Australian coal

Top 5 stories
1) Air pollution rules proposed for Europe weaker than China – and watered down by industry

European air standards worse than China’s, and industry is weakening them, Zach writes for Energydesk.


BREF

The Guardian also covers this story on industry lobbyists watering down European air pollution rules and adds that “despite UK claims to the contrary, energy industry representatives repeatedly and forcefully pushed for weaker pollution limits at meetings in Brussels.”

In case you were wondering what these rules are, they’re called BREF and we explain all in our Q&A.

Meanwhile China has announced new targets for zero growth of its coal industry in key areas, and aims to reduce its energy intensity by 3% this year in a further effort to reduce its coal heavy coal consumption – resulting in air pollution, Reuters reports.

2) Coal mine deaths in Ukraine

A gas explosion in a mine in Ukraine has killed 33 miners, everyone from BBC to Reuters to Vice reports.

The blast occurred in the rebel-held city of Donetsk near the battle front in eastern Ukraine.
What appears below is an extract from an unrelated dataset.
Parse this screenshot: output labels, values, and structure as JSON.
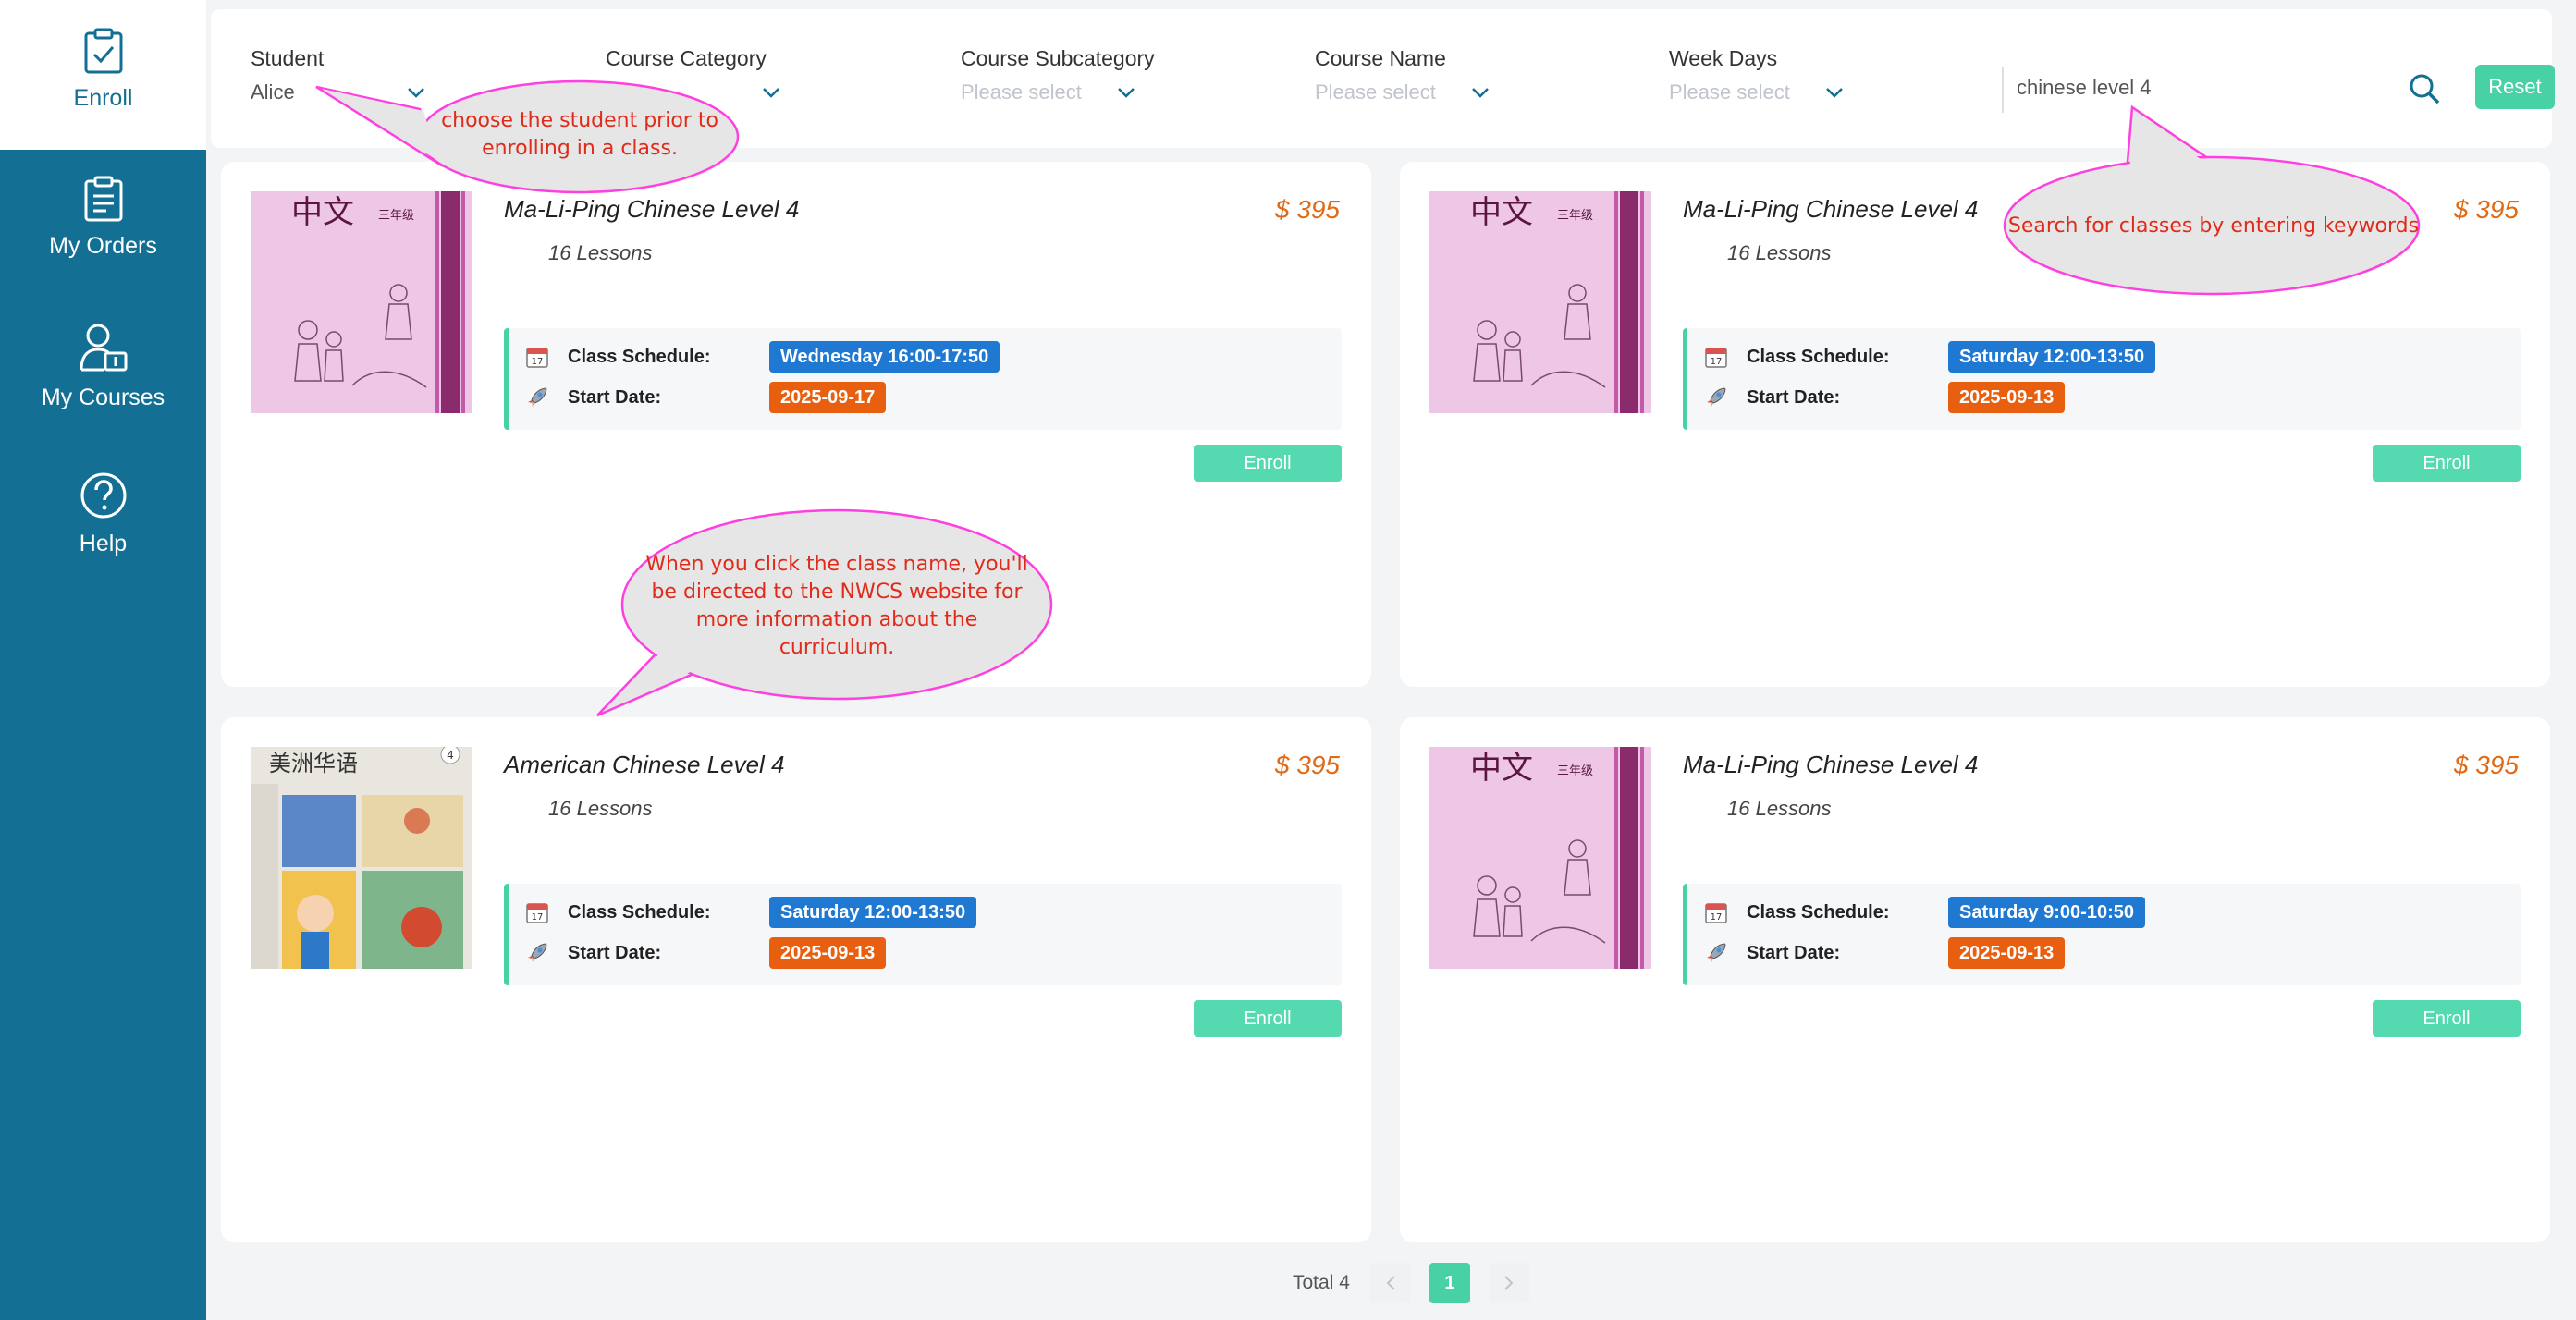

Kiev suggested the war with Russia had made the disaster worse, accusing separatists of holding up a rescue effort by restricting access. Ukrainian President Petro Poroshenko has demanded access to the mine for government rescuers and police.
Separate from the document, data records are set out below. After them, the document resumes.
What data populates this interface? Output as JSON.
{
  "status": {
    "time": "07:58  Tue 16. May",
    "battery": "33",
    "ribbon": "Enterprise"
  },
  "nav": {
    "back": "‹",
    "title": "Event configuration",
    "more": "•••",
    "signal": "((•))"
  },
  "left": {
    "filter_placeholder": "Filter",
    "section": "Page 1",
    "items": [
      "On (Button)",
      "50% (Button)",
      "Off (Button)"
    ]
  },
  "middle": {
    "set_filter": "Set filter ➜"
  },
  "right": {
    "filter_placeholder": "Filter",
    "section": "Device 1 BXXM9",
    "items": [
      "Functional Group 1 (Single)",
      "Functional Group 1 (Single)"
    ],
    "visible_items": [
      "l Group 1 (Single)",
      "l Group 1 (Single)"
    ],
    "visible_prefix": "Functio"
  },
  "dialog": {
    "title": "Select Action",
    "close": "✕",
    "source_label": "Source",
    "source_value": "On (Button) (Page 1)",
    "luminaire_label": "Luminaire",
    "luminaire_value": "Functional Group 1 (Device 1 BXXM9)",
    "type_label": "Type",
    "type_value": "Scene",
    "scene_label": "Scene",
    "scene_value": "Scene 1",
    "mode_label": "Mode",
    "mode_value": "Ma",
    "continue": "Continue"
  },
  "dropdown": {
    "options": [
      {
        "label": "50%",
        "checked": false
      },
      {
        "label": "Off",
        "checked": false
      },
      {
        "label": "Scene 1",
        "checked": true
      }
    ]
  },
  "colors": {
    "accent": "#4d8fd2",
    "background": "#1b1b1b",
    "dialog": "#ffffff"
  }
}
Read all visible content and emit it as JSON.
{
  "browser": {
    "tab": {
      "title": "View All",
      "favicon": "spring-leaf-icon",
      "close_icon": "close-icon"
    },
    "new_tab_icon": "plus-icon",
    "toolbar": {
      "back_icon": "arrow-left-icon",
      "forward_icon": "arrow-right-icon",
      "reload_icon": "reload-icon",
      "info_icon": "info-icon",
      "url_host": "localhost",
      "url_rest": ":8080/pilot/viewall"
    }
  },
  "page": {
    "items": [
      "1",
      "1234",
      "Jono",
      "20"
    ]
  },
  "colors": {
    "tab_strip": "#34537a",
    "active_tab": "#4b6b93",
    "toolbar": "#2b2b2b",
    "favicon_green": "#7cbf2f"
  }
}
3) Oil prices fall again but not a huge amount and outlook improving

Oil prices fell on Wednesday after a glut in US crude stocks had built up, reports the Financial Post.

However, assurances from Saudi Arabia’s oil minister and Iran stressing it opposes a timeline for a freeze on nuclear activities both helped hold of the price from further falls.
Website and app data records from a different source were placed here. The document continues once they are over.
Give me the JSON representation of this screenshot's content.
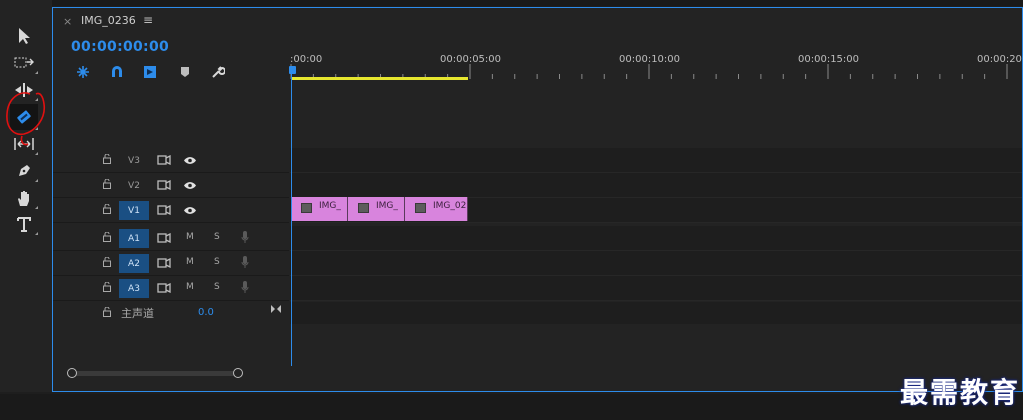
{
  "sequence": {
    "tab_close": "×",
    "tab_title": "IMG_0236",
    "tab_menu": "≡",
    "timecode": "00:00:00:00"
  },
  "ruler": {
    "labels": [
      ":00:00",
      "00:00:05:00",
      "00:00:10:00",
      "00:00:15:00",
      "00:00:20:"
    ]
  },
  "tools": [
    "selection-icon",
    "track-select-icon",
    "ripple-edit-icon",
    "razor-icon",
    "slip-icon",
    "pen-icon",
    "hand-icon",
    "type-icon"
  ],
  "controls": [
    "nest-icon",
    "snap-icon",
    "linked-selection-icon",
    "marker-icon",
    "wrench-icon"
  ],
  "video_tracks": [
    {
      "name": "V3"
    },
    {
      "name": "V2"
    },
    {
      "name": "V1"
    }
  ],
  "audio_tracks": [
    {
      "name": "A1",
      "mute": "M",
      "solo": "S"
    },
    {
      "name": "A2",
      "mute": "M",
      "solo": "S"
    },
    {
      "name": "A3",
      "mute": "M",
      "solo": "S"
    }
  ],
  "clips": [
    {
      "label": "IMG_"
    },
    {
      "label": "IMG_"
    },
    {
      "label": "IMG_02"
    }
  ],
  "master": {
    "label": "主声道",
    "value": "0.0"
  },
  "watermark": "最需教育",
  "colors": {
    "accent": "#2d8ceb",
    "clip": "#d884dd",
    "work_area": "#e7e72f",
    "annotation": "#e01010"
  }
}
In the UK, the chancellor George Osborne is facing renewed calls to reform North Sea oil and gas taxation as experts warn of an economic “triple whammy” for the industry, according to the Scotsman.

In related news, the FT writes that the British government has set Russian billionaire Mikhail Fridman a seven-day deadline to explain why it should not block his purchase of a dozen North Sea gasfields this week from Germany’s RWE as part of a €5bn deal.

Meanwhile, the world’s largest listed energy company ExxonMobil’s CEO Rex Tiller has said the world should “settle in” for a period of relatively weak oil prices – as his firm said it will slash its capital spending amid increasing its oil production.

The Wall Street Journal reports firms are giving up on oil production in Yemen amid political upheaval.

4) US’ first offshore wind farm set to be built

Offshore wind firm Deepwater Wind has announced that it’s secured full funding to build America’s first offshore wind farm, according to Gizmodo.

Meanwhile, Business Green reports the UK’s offshore wind industry reveals cost reduction is running ahead of schedule.

5) ScottishPower punished over service issues

Energy giant ScottishPower has become the first of the Big Six suppliers to be banned from actively recruiting new customers, after regulator Ofgem found it had failed to address serious customer service problems, The Telegraph’s Emily Gosden reports.

She also writes that energy network companies face investigation by the Competition and Markets Authority after British Gas complained that the prices they charge are too high.

Meanwhile, Caroline Flint, shadow energy and climate change secretary writes in HuffPo that energy firms are getting away with overcharging three in four households.

In other news

The UK government’s capacity market scheme, meant to keep the lights on, could lead to unnecessarily high energy costs because it favours fossil fuel plants over smart technology which cuts demand, the Guardian reports.

Renewables have been sidelined in European Energy Union talks, according to Ends.

SunEdison, a US solar panel maker and power plant developer, has bought Solar Grid Storage LLC for an undisclosed sum to combine battery technology with its projects that generate renewable energy, Bloomberg writes.  

The City of Oslo, Norway, has committed to divesting its $7 million worth of coal investments from its pension fund, Clean Technica writes.

Much of the smog in South Korea came from the country’s coal power plants and that it was not mostly blown over from China, reports the International Business Times.

A former opencast mine in the UK could now be the site of a solar and wind energy park, which has got planning permission, writes Click Green.

A floating solar plant is set to be constructed by an Australian firm on a wastewater treatment plant.

Northern Ireland’s first community energy project, to generate solar energy, has been launched.

Meanwhile, the Guardian asks: “Can solar power help bring millions out of the dark?”